■ **Problem details**
Every entry should be reproduced word for word.

───── Records provided ─────

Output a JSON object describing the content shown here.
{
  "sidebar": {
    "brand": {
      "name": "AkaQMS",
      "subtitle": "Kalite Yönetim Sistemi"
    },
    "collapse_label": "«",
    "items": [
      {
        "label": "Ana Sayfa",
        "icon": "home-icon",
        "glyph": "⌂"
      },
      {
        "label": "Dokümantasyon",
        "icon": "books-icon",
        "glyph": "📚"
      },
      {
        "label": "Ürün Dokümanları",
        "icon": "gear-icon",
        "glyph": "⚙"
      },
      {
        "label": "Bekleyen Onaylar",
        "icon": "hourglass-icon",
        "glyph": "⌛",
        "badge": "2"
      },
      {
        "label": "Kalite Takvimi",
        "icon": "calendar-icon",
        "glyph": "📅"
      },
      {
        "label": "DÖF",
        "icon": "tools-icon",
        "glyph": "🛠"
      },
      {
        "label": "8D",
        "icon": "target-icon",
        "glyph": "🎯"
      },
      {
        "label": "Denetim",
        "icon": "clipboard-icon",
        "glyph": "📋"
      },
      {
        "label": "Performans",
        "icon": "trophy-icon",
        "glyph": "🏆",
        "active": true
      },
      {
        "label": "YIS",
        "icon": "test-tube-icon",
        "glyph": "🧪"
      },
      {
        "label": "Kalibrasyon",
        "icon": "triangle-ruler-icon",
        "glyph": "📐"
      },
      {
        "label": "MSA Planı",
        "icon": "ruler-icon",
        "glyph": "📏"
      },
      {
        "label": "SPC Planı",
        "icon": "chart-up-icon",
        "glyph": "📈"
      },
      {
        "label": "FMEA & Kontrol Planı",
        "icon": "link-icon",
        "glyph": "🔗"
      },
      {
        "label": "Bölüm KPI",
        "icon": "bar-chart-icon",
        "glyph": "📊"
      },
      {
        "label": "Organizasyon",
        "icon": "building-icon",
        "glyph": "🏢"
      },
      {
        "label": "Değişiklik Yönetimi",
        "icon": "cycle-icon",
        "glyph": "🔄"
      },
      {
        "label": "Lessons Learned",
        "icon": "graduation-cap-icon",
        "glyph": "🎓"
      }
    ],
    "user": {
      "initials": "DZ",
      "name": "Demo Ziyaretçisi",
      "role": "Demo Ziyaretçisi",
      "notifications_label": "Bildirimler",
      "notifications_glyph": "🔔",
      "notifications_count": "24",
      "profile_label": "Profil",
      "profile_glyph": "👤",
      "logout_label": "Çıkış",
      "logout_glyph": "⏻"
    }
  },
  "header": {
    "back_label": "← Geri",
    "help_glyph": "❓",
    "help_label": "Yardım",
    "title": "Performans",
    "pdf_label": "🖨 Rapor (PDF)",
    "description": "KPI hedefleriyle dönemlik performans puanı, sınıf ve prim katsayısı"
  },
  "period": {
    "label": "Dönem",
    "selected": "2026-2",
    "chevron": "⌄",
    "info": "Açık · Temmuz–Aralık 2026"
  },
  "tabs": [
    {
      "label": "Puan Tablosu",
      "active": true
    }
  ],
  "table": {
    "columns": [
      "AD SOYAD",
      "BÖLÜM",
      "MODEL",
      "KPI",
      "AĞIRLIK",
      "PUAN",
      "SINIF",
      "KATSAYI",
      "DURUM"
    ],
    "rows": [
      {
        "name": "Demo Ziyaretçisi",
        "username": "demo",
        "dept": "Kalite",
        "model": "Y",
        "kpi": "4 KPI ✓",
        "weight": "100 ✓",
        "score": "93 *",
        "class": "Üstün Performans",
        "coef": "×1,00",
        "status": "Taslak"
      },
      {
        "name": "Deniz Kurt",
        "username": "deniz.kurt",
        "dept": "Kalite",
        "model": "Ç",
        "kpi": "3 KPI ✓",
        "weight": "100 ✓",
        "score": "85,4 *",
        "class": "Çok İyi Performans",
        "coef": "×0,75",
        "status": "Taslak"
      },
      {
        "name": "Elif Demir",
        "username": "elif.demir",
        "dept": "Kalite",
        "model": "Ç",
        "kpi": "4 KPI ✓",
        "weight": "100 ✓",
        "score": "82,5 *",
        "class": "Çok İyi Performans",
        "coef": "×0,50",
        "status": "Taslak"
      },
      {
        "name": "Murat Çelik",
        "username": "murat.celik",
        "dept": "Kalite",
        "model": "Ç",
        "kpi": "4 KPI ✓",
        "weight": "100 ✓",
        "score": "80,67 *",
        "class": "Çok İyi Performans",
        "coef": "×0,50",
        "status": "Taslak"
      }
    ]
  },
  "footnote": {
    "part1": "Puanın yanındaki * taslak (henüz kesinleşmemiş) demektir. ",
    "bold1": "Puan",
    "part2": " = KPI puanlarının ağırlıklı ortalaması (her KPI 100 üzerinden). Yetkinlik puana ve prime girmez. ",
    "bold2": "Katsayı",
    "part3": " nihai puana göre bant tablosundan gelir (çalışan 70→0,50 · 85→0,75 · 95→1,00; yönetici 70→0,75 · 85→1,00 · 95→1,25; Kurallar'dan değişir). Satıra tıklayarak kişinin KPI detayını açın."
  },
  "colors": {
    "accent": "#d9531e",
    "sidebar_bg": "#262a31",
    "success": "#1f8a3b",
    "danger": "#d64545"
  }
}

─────

■ **The completed task**
Output a JSON object describing the content shown here.
{
  "sidebar": {
    "brand": {
      "name": "AkaQMS",
      "subtitle": "Kalite Yönetim Sistemi"
    },
    "collapse_label": "«",
    "items": [
      {
        "label": "Ana Sayfa",
        "icon": "home-icon",
        "glyph": "⌂"
      },
      {
        "label": "Dokümantasyon",
        "icon": "books-icon",
        "glyph": "📚"
      },
      {
        "label": "Ürün Dokümanları",
        "icon": "gear-icon",
        "glyph": "⚙"
      },
      {
        "label": "Bekleyen Onaylar",
        "icon": "hourglass-icon",
        "glyph": "⌛",
        "badge": "2"
      },
      {
        "label": "Kalite Takvimi",
        "icon": "calendar-icon",
        "glyph": "📅"
      },
      {
        "label": "DÖF",
        "icon": "tools-icon",
        "glyph": "🛠"
      },
      {
        "label": "8D",
        "icon": "target-icon",
        "glyph": "🎯"
      },
      {
        "label": "Denetim",
        "icon": "clipboard-icon",
        "glyph": "📋"
      },
      {
        "label": "Performans",
        "icon": "trophy-icon",
        "glyph": "🏆",
        "active": true
      },
      {
        "label": "YIS",
        "icon": "test-tube-icon",
        "glyph": "🧪"
      },
      {
        "label": "Kalibrasyon",
        "icon": "triangle-ruler-icon",
        "glyph": "📐"
      },
      {
        "label": "MSA Planı",
        "icon": "ruler-icon",
        "glyph": "📏"
      },
      {
        "label": "SPC Planı",
        "icon": "chart-up-icon",
        "glyph": "📈"
      },
      {
        "label": "FMEA & Kontrol Planı",
        "icon": "link-icon",
        "glyph": "🔗"
      },
      {
        "label": "Bölüm KPI",
        "icon": "bar-chart-icon",
        "glyph": "📊"
      },
      {
        "label": "Organizasyon",
        "icon": "building-icon",
        "glyph": "🏢"
      },
      {
        "label": "Değişiklik Yönetimi",
        "icon": "cycle-icon",
        "glyph": "🔄"
      },
      {
        "label": "Lessons Learned",
        "icon": "graduation-cap-icon",
        "glyph": "🎓"
      }
    ],
    "user": {
      "initials": "DZ",
      "name": "Demo Ziyaretçisi",
      "role": "Demo Ziyaretçisi",
      "notifications_label": "Bildirimler",
      "notifications_glyph": "🔔",
      "notifications_count": "24",
      "profile_label": "Profil",
      "profile_glyph": "👤",
      "logout_label": "Çıkış",
      "logout_glyph": "⏻"
    }
  },
  "header": {
    "back_label": "← Geri",
    "help_glyph": "❓",
    "help_label": "Yardım",
    "title": "Performans",
    "pdf_label": "🖨 Rapor (PDF)",
    "description": "KPI hedefleriyle dönemlik performans puanı, sınıf ve prim katsayısı"
  },
  "period": {
    "label": "Dönem",
    "selected": "2026-2",
    "chevron": "⌄",
    "info": "Açık · Temmuz–Aralık 2026"
  },
  "tabs": [
    {
      "label": "Puan Tablosu",
      "active": true
    }
  ],
  "table": {
    "columns": [
      "AD SOYAD",
      "BÖLÜM",
      "MODEL",
      "KPI",
      "AĞIRLIK",
      "PUAN",
      "SINIF",
      "KATSAYI",
      "DURUM"
    ],
    "rows": [
      {
        "name": "Demo Ziyaretçisi",
        "username": "demo",
        "dept": "Kalite",
        "model": "Y",
        "kpi": "4 KPI ✓",
        "weight": "100 ✓",
        "score": "93 *",
        "class": "Üstün Performans",
        "coef": "×1,00",
        "status": "Taslak"
      },
      {
        "name": "Deniz Kurt",
        "username": "deniz.kurt",
        "dept": "Kalite",
        "model": "Ç",
        "kpi": "3 KPI ✓",
        "weight": "100 ✓",
        "score": "85,4 *",
        "class": "Çok İyi Performans",
        "coef": "×0,75",
        "status": "Taslak"
      },
      {
        "name": "Elif Demir",
        "username": "elif.demir",
        "dept": "Kalite",
        "model": "Ç",
        "kpi": "4 KPI ✓",
        "weight": "100 ✓",
        "score": "82,5 *",
        "class": "Çok İyi Performans",
        "coef": "×0,50",
        "status": "Taslak"
      },
      {
        "name": "Murat Çelik",
        "username": "murat.celik",
        "dept": "Kalite",
        "model": "Ç",
        "kpi": "4 KPI ✓",
        "weight": "100 ✓",
        "score": "80,67 *",
        "class": "Çok İyi Performans",
        "coef": "×0,50",
        "status": "Taslak"
      }
    ]
  },
  "footnote": {
    "part1": "Puanın yanındaki * taslak (henüz kesinleşmemiş) demektir. ",
    "bold1": "Puan",
    "part2": " = KPI puanlarının ağırlıklı ortalaması (her KPI 100 üzerinden). Yetkinlik puana ve prime girmez. ",
    "bold2": "Katsayı",
    "part3": " nihai puana göre bant tablosundan gelir (çalışan 70→0,50 · 85→0,75 · 95→1,00; yönetici 70→0,75 · 85→1,00 · 95→1,25; Kurallar'dan değişir). Satıra tıklayarak kişinin KPI detayını açın."
  },
  "colors": {
    "accent": "#d9531e",
    "sidebar_bg": "#262a31",
    "success": "#1f8a3b",
    "danger": "#d64545"
  }
}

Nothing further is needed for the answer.